Denmark grants soldiers permission to fight IS in Syria

Car bomb near Benghazi mosque wounds 12

UN calls IS destruction of Palmyra relics ‘war crime’

Armed settlers rescued from angry Palestinian villagers

Petition filed for Israeli court to return body of Bedouin

29 Yemen rebels killed by Saudi-led air strikes

Iran losing hope of saving trapped firefighters

Algeria’s Islamist parties unite ahead of April elections

British worker dies on Qatar 2022 World Cup site

Search continues for trapped Iran firefighters

More than 40 jihadists killed in north Syria air strikes

Trump to be sworn in as 45th US president

Trump to retain envoy to anti-IS coalition

More than 20 firefighters feared dead in Tehran building collapse

Explosions in Gaza target Fatah member

UN expert tells Saudi to end ban on women driving

Desalination plant opens in Gaza to tackle water crisis

Syria’s Assad hopes rebels disarm after Astana talks

UN says 400,000 Syrian child refugees in Turkey not in school

Libya PM skips Davos to focus on electricity crisis

Greece, Cyprus insist peace deal must include Turkish withdrawal

Mistura to lead UN delegation at Astana Syria talks

Turkey slams French satire song about Istanbul attack

Saudi minister says kingdom to become ‘softer’ after reforms

Bahrain lifts ban on electronic Al-Wasat newspaper

Arab Israelis strike in protest over house demolitions

Iran sees Syria talks as opportunity to gain influence

Kuwait upholds sentence for three royals for insulting judges

Tunisia facing mounting calls against jail-for-joint law

Iran's oldest high-rise building on fire collapses

IMF says Egypt on track for next aid tranche

Bahrain police disperse Shiite protesters
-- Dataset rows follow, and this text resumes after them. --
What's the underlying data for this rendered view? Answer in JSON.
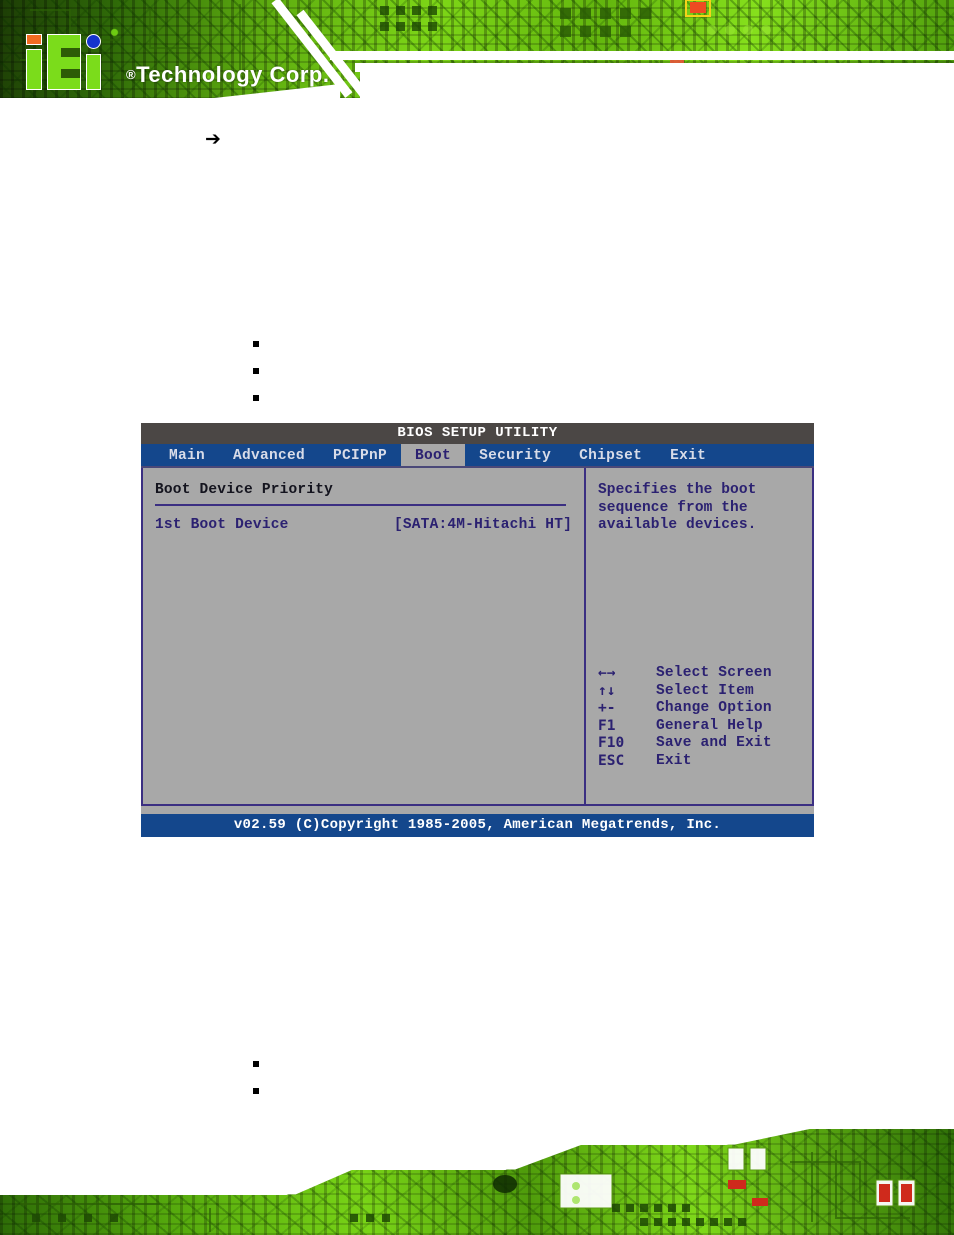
{
  "page": {
    "brand": {
      "logo_mark": "iEi",
      "logo_text": "Technology Corp.",
      "registered_mark": "®"
    },
    "doc_arrow": "➔",
    "bullets_top": [
      "",
      "",
      ""
    ],
    "bullets_bottom": [
      "",
      ""
    ]
  },
  "bios": {
    "title": "BIOS SETUP UTILITY",
    "menu": [
      {
        "label": "Main",
        "active": false
      },
      {
        "label": "Advanced",
        "active": false
      },
      {
        "label": "PCIPnP",
        "active": false
      },
      {
        "label": "Boot",
        "active": true
      },
      {
        "label": "Security",
        "active": false
      },
      {
        "label": "Chipset",
        "active": false
      },
      {
        "label": "Exit",
        "active": false
      }
    ],
    "section_title": "Boot Device Priority",
    "options": [
      {
        "label": "1st Boot Device",
        "value": "[SATA:4M-Hitachi HT]"
      }
    ],
    "help": "Specifies the boot sequence from the available devices.",
    "nav_keys": [
      {
        "key": "←→",
        "desc": "Select Screen"
      },
      {
        "key": "↑↓",
        "desc": "Select Item"
      },
      {
        "key": "+-",
        "desc": "Change Option"
      },
      {
        "key": "F1",
        "desc": "General Help"
      },
      {
        "key": "F10",
        "desc": "Save and Exit"
      },
      {
        "key": "ESC",
        "desc": "Exit"
      }
    ],
    "footer": "v02.59 (C)Copyright 1985-2005, American Megatrends, Inc."
  },
  "colors": {
    "menubar_blue": "#14478c",
    "titlebar_gray": "#4b4745",
    "panel_gray": "#a8a8a8",
    "border_purple": "#3b2f82",
    "text_purple": "#2b2171",
    "pcb_green": "#7bdc1b",
    "logo_orange": "#f26b21",
    "logo_blue": "#1533cc"
  }
}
Key Syria rebel group opts out of Astana peace talks

Moroccan Sufi ‘living master’ dies at 95

France says Iraqi jihadist among 2015 stadium bombers